Reconstructing Peoples Lives: A Case Study in Teaching Forensic Computing

Felix Freiling, Thorsten Holz, Martin Mink

In­ter­na­tio­nal Con­fe­rence on IT Se­cu­ri­ty In­ci­dent Ma­nage­ment & IT Fo­ren­sics (IMF), Mannheim, Ger­ma­ny, September 2008
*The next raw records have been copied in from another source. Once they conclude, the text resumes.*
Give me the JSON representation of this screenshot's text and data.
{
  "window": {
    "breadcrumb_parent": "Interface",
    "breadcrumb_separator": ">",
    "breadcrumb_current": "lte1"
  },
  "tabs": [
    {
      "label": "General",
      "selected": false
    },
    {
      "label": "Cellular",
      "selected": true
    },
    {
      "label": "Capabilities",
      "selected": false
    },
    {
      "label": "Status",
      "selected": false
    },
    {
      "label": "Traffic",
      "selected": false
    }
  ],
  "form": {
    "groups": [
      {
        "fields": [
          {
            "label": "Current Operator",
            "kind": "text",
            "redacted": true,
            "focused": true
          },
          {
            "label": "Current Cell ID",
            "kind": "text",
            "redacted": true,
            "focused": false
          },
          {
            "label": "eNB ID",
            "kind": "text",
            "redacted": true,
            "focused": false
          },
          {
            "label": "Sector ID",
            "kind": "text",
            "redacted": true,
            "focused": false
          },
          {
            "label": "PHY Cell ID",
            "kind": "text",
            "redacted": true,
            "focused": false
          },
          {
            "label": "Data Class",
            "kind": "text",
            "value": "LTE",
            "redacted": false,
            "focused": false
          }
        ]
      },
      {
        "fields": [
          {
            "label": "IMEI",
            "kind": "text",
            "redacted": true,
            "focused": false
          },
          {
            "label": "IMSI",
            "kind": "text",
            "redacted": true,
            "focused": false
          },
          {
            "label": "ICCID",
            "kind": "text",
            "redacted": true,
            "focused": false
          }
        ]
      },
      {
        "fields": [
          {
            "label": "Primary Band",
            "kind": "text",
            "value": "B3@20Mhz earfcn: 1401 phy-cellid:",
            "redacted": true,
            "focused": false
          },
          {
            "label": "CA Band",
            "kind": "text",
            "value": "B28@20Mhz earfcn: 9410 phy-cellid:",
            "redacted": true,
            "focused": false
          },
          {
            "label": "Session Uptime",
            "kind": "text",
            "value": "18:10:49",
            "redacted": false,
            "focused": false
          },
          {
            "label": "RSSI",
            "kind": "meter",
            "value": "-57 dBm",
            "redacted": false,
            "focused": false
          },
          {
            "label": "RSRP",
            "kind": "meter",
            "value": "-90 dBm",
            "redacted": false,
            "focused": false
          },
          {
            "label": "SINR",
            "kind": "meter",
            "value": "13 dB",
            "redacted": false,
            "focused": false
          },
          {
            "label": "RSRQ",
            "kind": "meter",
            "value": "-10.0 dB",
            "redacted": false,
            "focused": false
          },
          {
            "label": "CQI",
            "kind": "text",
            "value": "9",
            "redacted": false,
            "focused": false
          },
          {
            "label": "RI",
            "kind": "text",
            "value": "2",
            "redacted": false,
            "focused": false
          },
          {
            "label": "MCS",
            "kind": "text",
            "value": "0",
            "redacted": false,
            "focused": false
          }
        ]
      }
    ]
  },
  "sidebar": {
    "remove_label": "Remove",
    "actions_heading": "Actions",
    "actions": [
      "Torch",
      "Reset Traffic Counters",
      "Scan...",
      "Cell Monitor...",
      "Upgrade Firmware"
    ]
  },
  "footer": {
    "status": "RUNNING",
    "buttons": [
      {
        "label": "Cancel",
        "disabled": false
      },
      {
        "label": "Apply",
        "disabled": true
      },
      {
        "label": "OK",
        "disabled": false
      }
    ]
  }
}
In contrast to the USA and the UK, the academic field of forensic computing is still in its infancy in Germany. To foster the exchange of experiences, we report on lessons learnt in teaching two graduate level courses in forensic computing at a German university. The focus of the courses was to give a research-oriented introduction into the field. The first course, a regular lecture, was accompanied by two practical exercises: (1) a live-analysis of a compromised honeypot, and (2) a dead-analysis of a set of hard disks purchased on the web. The second course was a laboratory course with extensive experiments including forensic analysis of mobile phones. We give an overview over these courses and pay special attention to the reports resulting from the exercises which clearly document the ubiquity of data available to forensic analysis.


tags: computer, Forensic